What is being asked
Within this material, find every line where the string "JSON" appears, and copy it out.

** Opening Dataset entries block **

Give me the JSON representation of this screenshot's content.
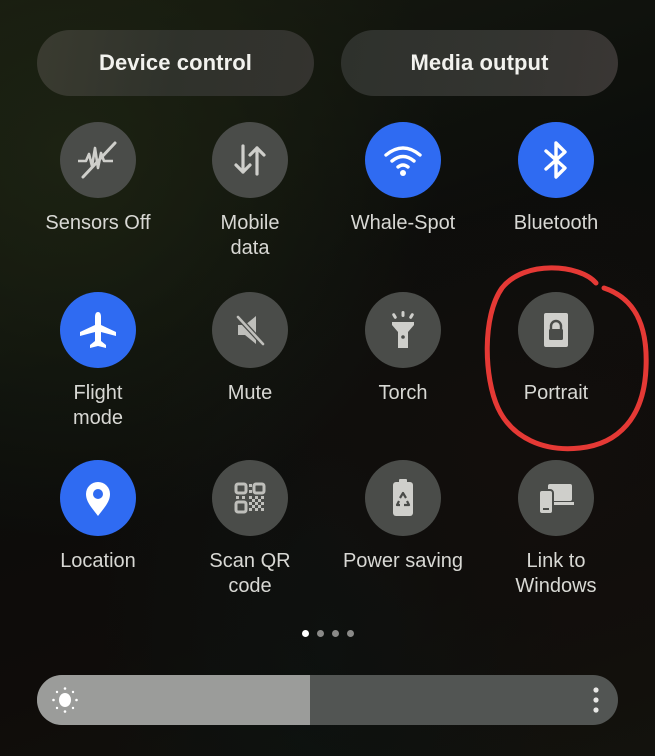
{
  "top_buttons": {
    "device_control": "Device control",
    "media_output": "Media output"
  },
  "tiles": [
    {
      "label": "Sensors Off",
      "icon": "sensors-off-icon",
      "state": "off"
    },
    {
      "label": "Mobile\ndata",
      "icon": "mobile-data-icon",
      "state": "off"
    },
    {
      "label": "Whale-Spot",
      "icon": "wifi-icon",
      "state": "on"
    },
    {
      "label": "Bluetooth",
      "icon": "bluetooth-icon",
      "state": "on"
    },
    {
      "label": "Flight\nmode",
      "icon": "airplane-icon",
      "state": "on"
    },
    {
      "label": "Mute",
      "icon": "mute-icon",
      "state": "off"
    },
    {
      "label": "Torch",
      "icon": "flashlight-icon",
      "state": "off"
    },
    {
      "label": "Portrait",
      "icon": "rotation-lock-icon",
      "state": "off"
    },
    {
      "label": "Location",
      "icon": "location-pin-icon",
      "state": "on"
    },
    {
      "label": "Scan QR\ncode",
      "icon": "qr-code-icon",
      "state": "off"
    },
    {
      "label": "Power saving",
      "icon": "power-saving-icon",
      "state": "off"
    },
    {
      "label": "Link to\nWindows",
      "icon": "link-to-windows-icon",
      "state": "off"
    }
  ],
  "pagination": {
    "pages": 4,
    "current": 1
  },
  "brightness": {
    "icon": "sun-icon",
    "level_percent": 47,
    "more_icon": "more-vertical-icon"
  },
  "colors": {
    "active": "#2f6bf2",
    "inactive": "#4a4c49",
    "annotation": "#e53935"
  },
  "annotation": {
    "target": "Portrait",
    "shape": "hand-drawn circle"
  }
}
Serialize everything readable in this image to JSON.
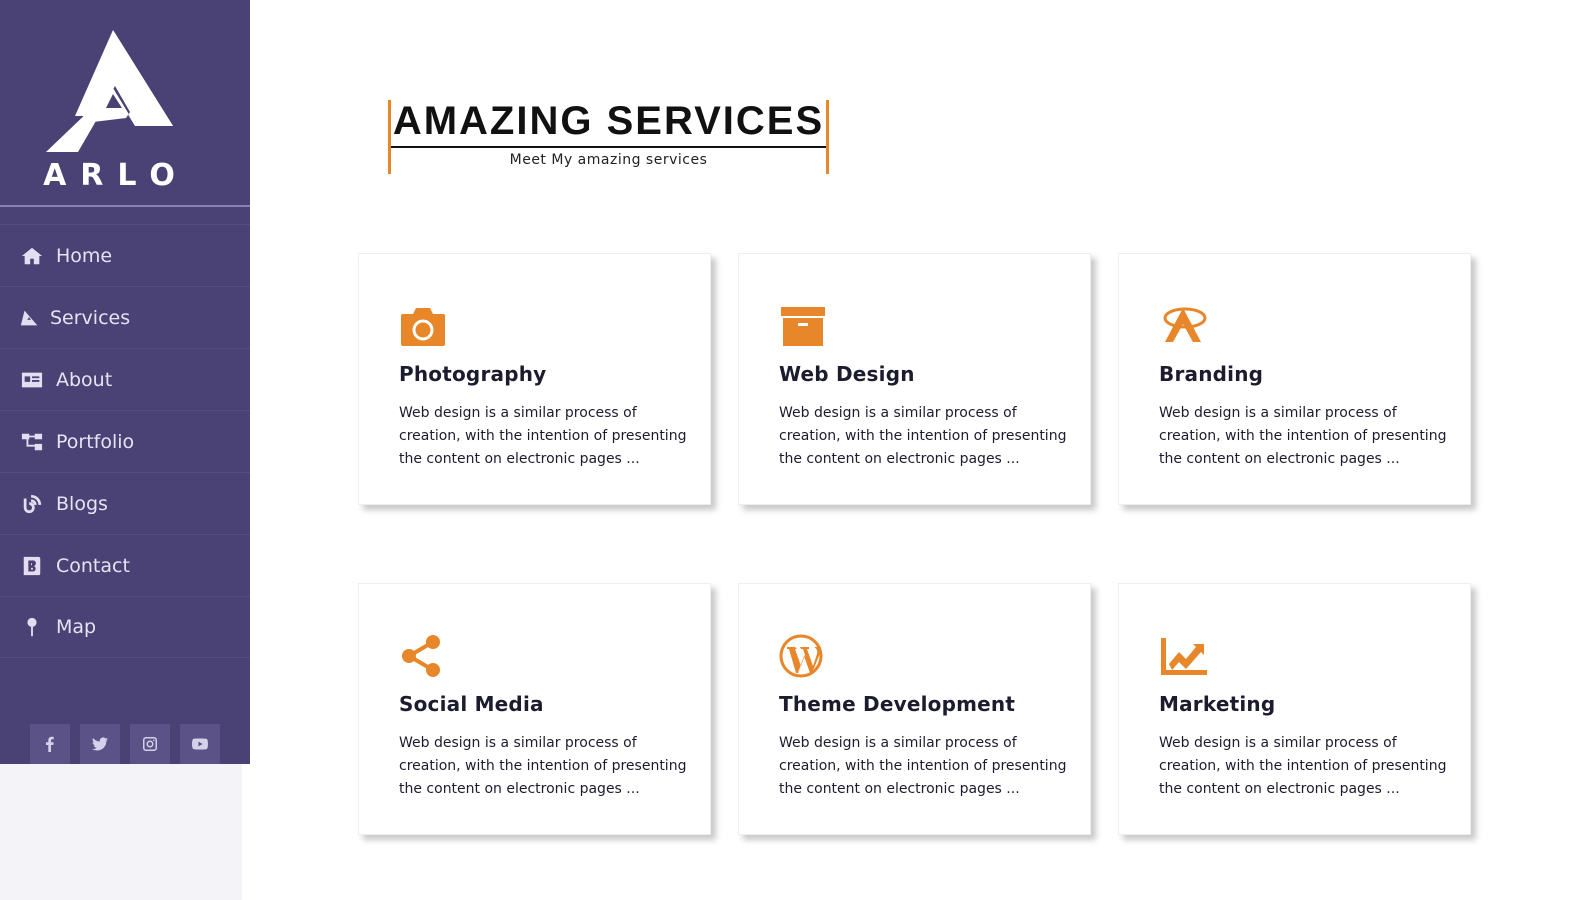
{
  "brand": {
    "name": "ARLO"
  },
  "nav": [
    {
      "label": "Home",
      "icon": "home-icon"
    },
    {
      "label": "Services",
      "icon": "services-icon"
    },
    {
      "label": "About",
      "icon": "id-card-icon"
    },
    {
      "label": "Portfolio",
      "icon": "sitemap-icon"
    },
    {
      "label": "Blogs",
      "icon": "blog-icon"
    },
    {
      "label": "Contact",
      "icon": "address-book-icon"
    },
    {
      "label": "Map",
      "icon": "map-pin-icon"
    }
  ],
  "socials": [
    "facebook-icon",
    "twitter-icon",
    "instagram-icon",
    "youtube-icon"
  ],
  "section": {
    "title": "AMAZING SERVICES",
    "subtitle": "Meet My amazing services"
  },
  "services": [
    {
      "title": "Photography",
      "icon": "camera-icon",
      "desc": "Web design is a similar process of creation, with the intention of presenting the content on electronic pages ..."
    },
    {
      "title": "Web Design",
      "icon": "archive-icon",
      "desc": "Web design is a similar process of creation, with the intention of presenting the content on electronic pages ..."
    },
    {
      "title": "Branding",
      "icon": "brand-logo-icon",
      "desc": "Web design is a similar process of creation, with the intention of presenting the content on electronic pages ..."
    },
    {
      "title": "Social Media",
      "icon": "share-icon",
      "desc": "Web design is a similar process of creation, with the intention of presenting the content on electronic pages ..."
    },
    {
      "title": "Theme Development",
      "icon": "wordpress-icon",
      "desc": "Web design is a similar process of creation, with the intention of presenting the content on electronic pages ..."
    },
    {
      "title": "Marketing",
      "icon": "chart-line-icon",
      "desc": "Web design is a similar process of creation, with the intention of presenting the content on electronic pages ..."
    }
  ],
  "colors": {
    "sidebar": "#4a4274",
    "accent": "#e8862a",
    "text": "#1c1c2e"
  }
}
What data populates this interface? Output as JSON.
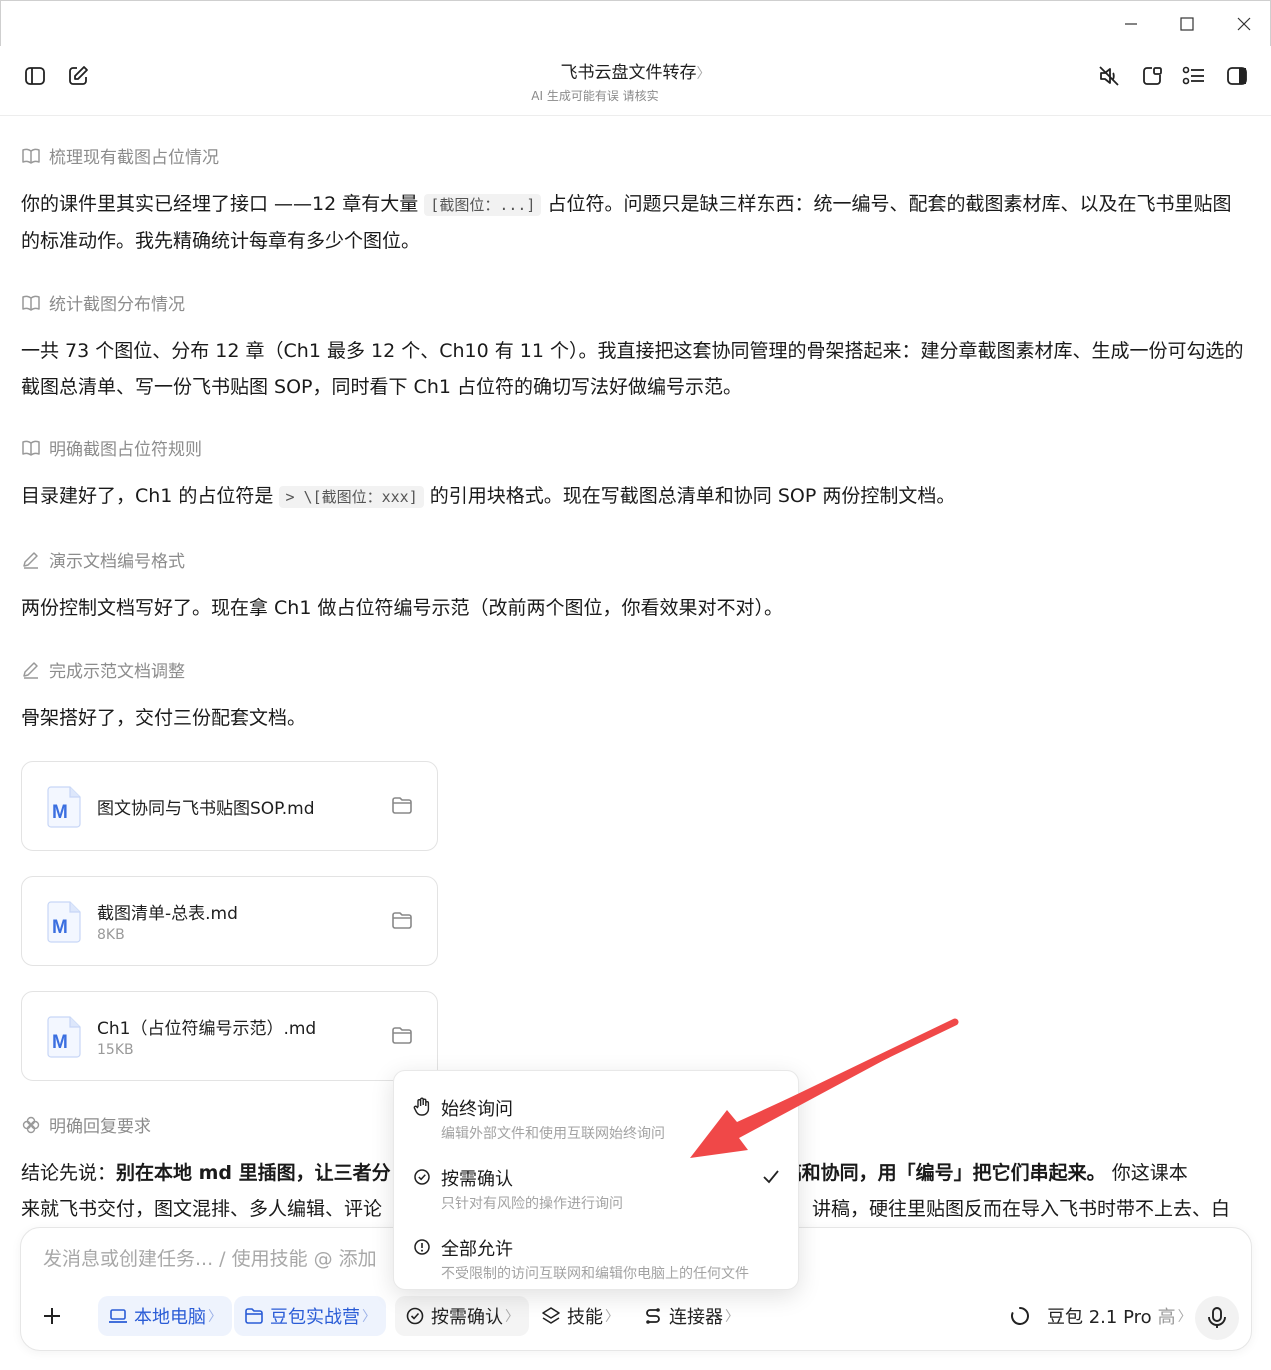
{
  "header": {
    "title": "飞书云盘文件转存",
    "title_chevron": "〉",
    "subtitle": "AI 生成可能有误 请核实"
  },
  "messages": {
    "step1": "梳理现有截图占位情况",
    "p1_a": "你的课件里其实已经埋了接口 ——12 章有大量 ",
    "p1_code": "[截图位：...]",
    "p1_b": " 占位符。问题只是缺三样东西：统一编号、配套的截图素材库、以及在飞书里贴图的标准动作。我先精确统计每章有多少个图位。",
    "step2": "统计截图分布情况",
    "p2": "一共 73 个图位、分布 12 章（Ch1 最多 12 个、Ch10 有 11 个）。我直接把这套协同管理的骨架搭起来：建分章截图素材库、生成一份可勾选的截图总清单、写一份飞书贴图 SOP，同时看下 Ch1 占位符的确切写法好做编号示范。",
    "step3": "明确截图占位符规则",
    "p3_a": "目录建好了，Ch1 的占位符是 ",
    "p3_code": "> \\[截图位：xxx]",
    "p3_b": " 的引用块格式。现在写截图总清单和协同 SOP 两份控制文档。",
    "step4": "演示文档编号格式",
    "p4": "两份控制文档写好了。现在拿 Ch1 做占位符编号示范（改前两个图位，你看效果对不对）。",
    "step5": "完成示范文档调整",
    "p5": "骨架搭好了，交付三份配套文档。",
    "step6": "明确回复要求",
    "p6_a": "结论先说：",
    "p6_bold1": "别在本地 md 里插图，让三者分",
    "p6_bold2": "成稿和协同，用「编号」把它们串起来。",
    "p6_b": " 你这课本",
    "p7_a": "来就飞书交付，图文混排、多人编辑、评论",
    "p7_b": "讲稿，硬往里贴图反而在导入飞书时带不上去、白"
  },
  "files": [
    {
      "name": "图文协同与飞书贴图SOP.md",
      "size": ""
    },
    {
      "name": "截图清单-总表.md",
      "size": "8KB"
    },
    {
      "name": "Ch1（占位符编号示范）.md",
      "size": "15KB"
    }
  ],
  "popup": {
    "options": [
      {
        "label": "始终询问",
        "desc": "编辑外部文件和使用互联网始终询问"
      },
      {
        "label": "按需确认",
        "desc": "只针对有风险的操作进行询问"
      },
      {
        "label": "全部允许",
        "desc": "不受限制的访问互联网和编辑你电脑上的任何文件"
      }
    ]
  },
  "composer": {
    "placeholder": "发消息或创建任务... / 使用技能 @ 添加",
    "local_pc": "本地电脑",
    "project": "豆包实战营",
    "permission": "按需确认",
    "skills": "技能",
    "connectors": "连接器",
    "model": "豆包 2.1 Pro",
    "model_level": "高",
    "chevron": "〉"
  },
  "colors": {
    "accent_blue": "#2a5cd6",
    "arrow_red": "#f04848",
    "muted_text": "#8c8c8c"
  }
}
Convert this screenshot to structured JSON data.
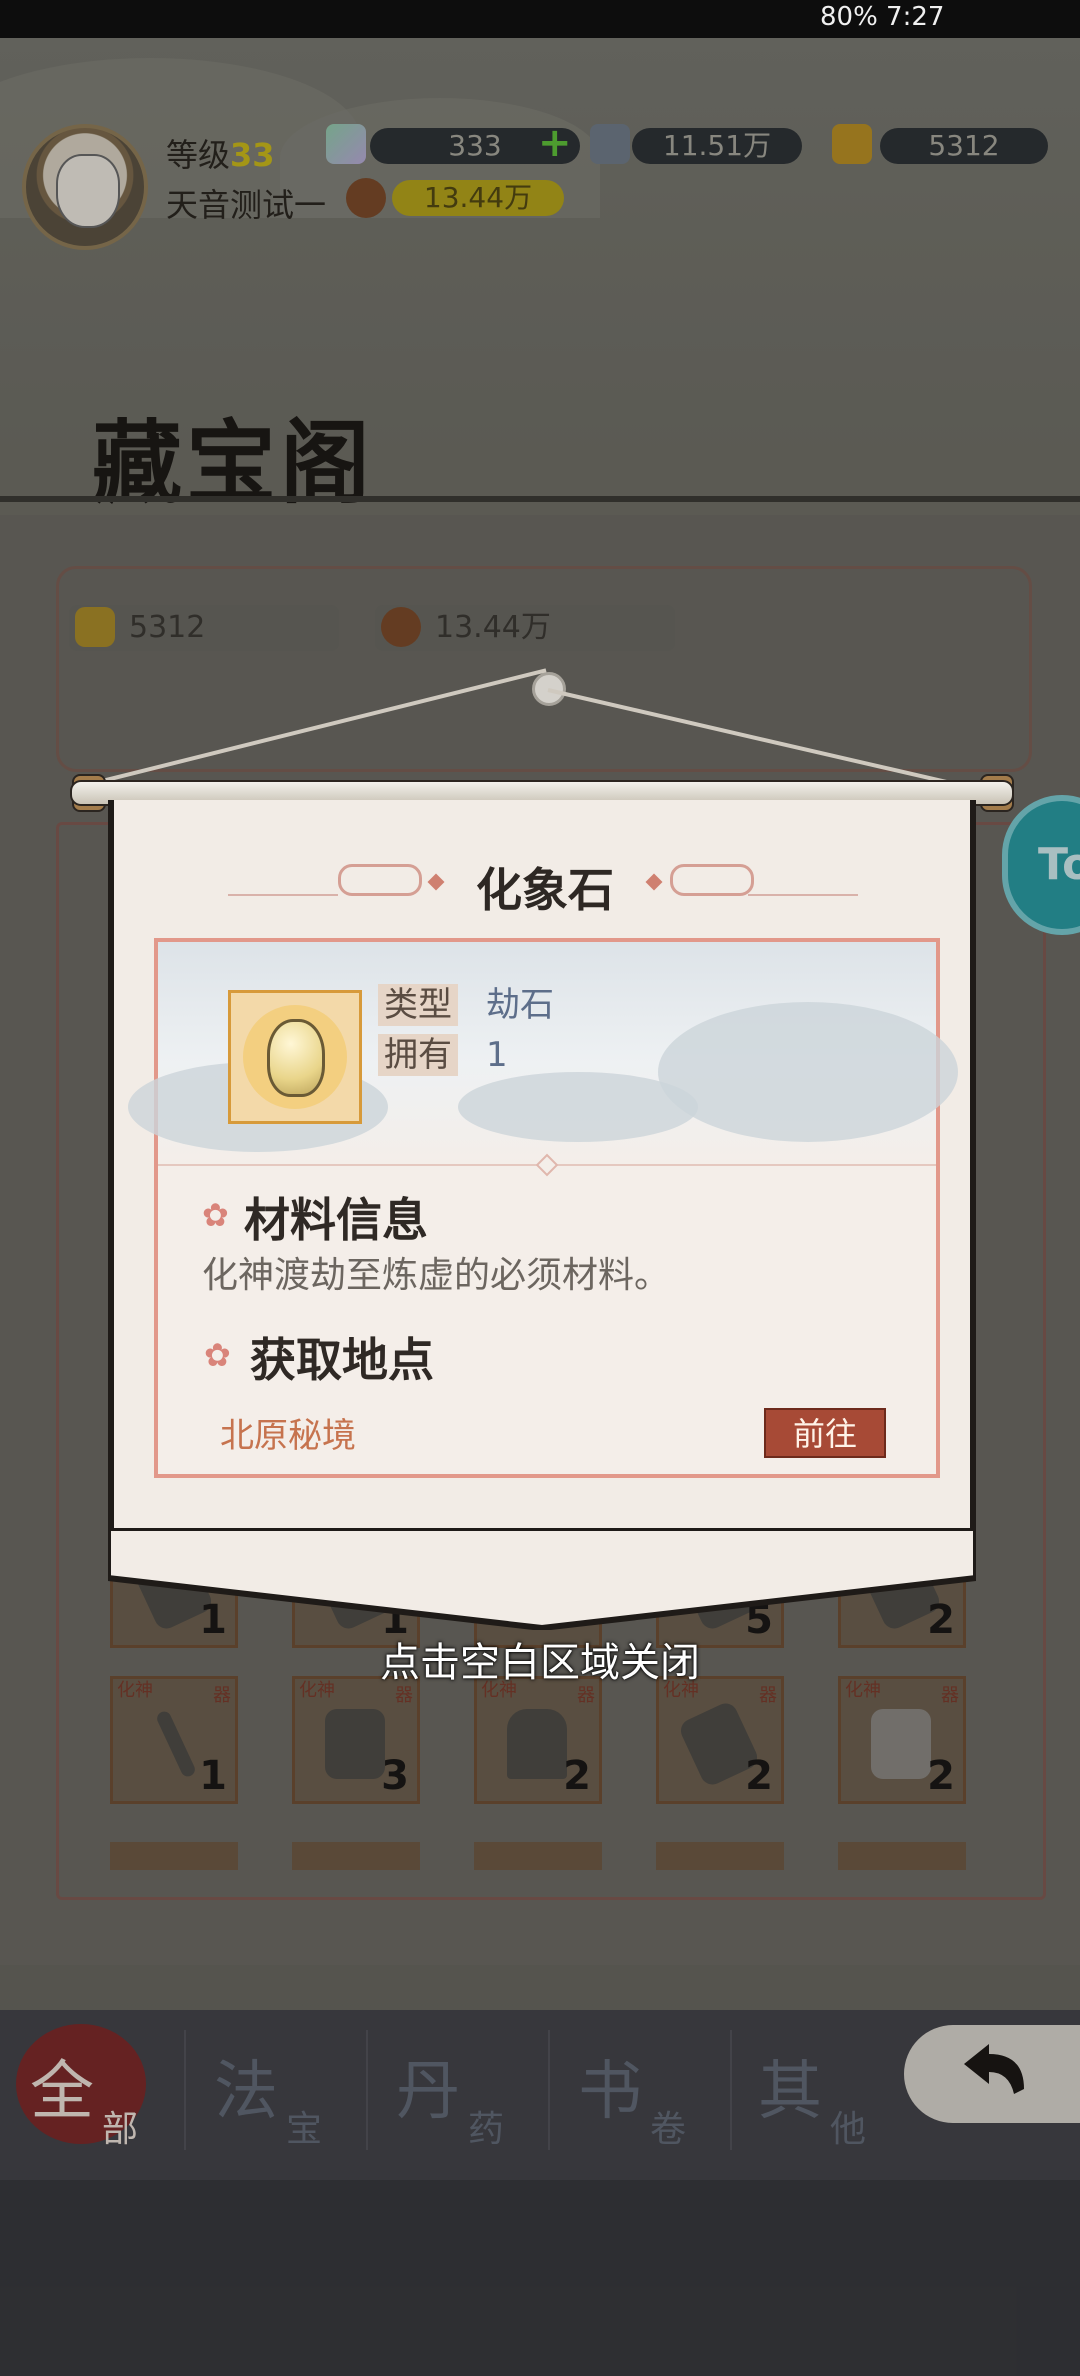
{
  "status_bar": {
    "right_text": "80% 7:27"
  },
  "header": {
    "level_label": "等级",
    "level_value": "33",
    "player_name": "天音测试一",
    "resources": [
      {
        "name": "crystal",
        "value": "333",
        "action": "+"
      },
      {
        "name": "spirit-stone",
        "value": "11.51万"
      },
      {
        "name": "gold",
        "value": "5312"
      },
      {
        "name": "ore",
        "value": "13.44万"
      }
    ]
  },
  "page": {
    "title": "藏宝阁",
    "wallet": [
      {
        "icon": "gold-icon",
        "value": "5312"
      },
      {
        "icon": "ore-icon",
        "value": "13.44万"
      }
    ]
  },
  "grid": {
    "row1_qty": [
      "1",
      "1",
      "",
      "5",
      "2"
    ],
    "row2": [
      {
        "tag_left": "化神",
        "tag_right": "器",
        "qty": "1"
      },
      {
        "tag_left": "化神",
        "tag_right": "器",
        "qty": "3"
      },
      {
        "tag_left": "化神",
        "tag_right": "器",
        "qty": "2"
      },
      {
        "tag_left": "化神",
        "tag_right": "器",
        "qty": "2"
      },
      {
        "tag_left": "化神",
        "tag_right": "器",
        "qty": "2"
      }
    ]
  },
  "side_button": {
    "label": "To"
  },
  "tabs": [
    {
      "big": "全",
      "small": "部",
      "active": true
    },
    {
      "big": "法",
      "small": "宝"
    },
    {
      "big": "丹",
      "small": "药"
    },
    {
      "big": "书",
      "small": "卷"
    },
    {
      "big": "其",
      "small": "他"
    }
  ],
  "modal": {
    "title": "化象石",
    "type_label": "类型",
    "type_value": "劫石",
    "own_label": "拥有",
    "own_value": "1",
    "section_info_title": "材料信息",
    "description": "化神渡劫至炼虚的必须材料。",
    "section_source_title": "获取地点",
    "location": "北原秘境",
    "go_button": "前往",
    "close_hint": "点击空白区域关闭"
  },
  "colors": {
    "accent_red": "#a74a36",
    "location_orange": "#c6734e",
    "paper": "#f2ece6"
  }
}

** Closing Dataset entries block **

Exercise result
Give me the JSON representation of this screenshot's content.
Serialize everything readable in this image to JSON.
What data populates this interface? Output as JSON.
Convert this screenshot to structured JSON data.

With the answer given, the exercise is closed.